The downsides, however, are often larger with students too often spending their general education time plugged into a machine and hitting levels where they will fail– and fail– and fail.

These programs can be awesome but are often incredibly expensive and far too easily abused. When people talk about being nervous of educational technology they are often talking about these programs. When people talk about educational tech as the “savior” of education they are talking mostly about these programs.

These are programs focusing on reading or math that students can go through at their own pace. Often they are created to look like video games. Students have to master skills at each level before they can move to the next level.

At their best, these programs give struggling students extra exposures to already taught material and give higher students previews of the next few concepts and ideas. At their worst, they become a way to decrease teaching and interaction in the classroom and a way to push lower students off into the corner in the name of differentiation.

While these programs can help struggling students, parents need to ask lots of clarifying questions about how schools use the programs. How much of the school day is a kid learning from a video game/program and how much of the day are they learning from their friends and teachers?

School is about the socio-emotional learning and the skills gained from hearing and working with peers as much as it is about learning foundational skills.

Moreover, these programs are pricey. The companies that make them are almost always in it for the bottom dollar so beware of the claims they make and do research before buying one!

Here are a few programs that I have used and liked:

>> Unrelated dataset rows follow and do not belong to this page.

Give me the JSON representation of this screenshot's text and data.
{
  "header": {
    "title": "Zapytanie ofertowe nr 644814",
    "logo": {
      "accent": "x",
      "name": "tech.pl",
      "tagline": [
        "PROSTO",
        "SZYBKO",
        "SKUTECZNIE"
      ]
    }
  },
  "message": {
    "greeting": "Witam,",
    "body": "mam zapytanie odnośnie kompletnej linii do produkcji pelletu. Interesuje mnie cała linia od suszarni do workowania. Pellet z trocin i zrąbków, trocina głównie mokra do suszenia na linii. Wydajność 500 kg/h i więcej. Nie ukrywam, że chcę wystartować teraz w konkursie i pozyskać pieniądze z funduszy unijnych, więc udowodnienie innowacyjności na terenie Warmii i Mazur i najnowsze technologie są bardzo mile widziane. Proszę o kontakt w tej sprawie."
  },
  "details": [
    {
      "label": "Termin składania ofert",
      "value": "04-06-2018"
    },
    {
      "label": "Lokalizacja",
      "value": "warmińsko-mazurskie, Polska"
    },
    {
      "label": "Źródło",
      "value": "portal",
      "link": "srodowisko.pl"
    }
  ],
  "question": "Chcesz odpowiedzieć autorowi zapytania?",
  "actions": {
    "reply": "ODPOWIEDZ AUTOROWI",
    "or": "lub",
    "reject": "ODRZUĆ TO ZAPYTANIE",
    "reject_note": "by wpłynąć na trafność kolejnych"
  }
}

Learning Upgrade: This program has a Reading Upgrade that has 50 levels moving from ABCs to CVC words to multisyllable words. It also has a Comprehension Upgrade working on reading comprehension skills. It also has a Math Upgrade at each grade level. You can assign struggling students a lower grade level to reteach skills from previous years. The graphics, music, and videos are great and kids love it.

Programs focused on differentiation don’t try to teach students– they focus instead on giving teachers the tools they need to teach all of their learners in their classrooms. These programs can be a powerful way to support students in general education classrooms.

While leveled learning platforms claim that they are doing differentiation by letting kids learn at their own pace there are some awesome Web 2.0 programs out there that actually let teachers differentiate their instruction.


  • On a variety of different platforms teachers can assign students reading assignments on similar topics at different reading levels. Other platforms let teachers and students search for articles by Lexile level so everyone gets an article that they can read.
  • Newsela: Teachers can assign articles to their class to read at different Lexile levels. That way everybody in the classroom can read articles on the same topic written at their reading level.


  • Teachers get a lot of control on digital platforms on the assignments their students receive. They can write multiple versions of an assignment—requiring different numbers of sources, words, whatever—and push out the differentiated assignments to students on their e-learning platform. It is very little extra work for a teacher and because it is online students get a little privacy about their differentiated work.


  • Teachers can easily differentiate assignments by letting students do presentations or assignments in a medium of their choice. Some students might want to do a podcast while others might want to write a paper, shoot a video, or do a slide show. As long as the criteria is the same for each of the platforms, it doesn’t necessarily increase a teacher’s workload while allowing weaker writers other mediums to show of their mastery of content.


  • Digital collaboration is a fantastic way to get all students involved in learning. When an assignment is done on-line,  the teacher has the ability to set guidelines for who does what and to give students tasks that suit their strengths. Not everyone has to do the same thing on the assignment and platforms like Google make it easy to see who has done what.

Have more IEP questions? Check out: